> **Work order**: If a line in the entries below holds the string "JSON", copy it.

> **Given records**:
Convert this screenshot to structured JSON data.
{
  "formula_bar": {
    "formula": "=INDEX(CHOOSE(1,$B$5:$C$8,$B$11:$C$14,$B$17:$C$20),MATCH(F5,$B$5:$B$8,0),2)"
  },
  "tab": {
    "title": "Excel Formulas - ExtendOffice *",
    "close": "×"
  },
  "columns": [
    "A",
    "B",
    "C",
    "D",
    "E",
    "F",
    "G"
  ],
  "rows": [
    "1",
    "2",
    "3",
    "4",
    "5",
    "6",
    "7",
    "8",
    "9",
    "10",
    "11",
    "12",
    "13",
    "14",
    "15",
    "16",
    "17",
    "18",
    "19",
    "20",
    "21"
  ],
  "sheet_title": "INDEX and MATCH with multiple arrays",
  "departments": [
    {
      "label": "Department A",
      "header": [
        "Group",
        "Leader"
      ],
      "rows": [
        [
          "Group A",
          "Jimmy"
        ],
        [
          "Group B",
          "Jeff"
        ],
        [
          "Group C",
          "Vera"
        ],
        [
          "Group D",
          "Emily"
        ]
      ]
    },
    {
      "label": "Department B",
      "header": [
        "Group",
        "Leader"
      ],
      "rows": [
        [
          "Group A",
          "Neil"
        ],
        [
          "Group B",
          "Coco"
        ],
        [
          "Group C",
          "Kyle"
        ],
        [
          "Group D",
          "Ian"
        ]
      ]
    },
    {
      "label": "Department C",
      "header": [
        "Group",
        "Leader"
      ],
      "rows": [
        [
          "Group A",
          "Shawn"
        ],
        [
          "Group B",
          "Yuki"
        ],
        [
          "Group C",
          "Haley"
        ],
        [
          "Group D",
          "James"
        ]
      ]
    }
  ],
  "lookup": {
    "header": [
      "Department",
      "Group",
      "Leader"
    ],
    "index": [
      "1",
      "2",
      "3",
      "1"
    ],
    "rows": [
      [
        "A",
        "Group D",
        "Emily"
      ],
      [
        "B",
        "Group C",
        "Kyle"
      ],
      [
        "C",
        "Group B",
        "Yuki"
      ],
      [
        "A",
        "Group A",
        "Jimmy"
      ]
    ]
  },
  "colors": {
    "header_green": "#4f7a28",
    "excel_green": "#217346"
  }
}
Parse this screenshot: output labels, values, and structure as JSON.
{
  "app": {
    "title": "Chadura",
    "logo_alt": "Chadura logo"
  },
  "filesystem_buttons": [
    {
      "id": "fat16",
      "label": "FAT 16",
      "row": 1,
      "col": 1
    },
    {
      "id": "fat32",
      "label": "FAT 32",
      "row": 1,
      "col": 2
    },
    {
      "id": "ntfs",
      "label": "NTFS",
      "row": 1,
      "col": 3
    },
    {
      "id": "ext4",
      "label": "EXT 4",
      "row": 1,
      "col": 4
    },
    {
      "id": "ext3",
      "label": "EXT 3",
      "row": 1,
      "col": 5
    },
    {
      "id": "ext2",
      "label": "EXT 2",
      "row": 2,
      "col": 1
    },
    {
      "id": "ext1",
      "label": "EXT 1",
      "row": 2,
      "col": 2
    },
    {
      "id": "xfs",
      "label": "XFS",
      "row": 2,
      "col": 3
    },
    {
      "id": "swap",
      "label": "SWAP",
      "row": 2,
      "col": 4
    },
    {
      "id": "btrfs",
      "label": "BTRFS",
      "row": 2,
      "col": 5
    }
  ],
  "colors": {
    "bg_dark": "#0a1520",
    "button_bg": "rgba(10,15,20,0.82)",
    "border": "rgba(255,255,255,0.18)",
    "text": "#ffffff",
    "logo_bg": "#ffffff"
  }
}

> **Task result**:
Convert this screenshot to structured JSON data.
Parse this screenshot: output labels, values, and structure as JSON.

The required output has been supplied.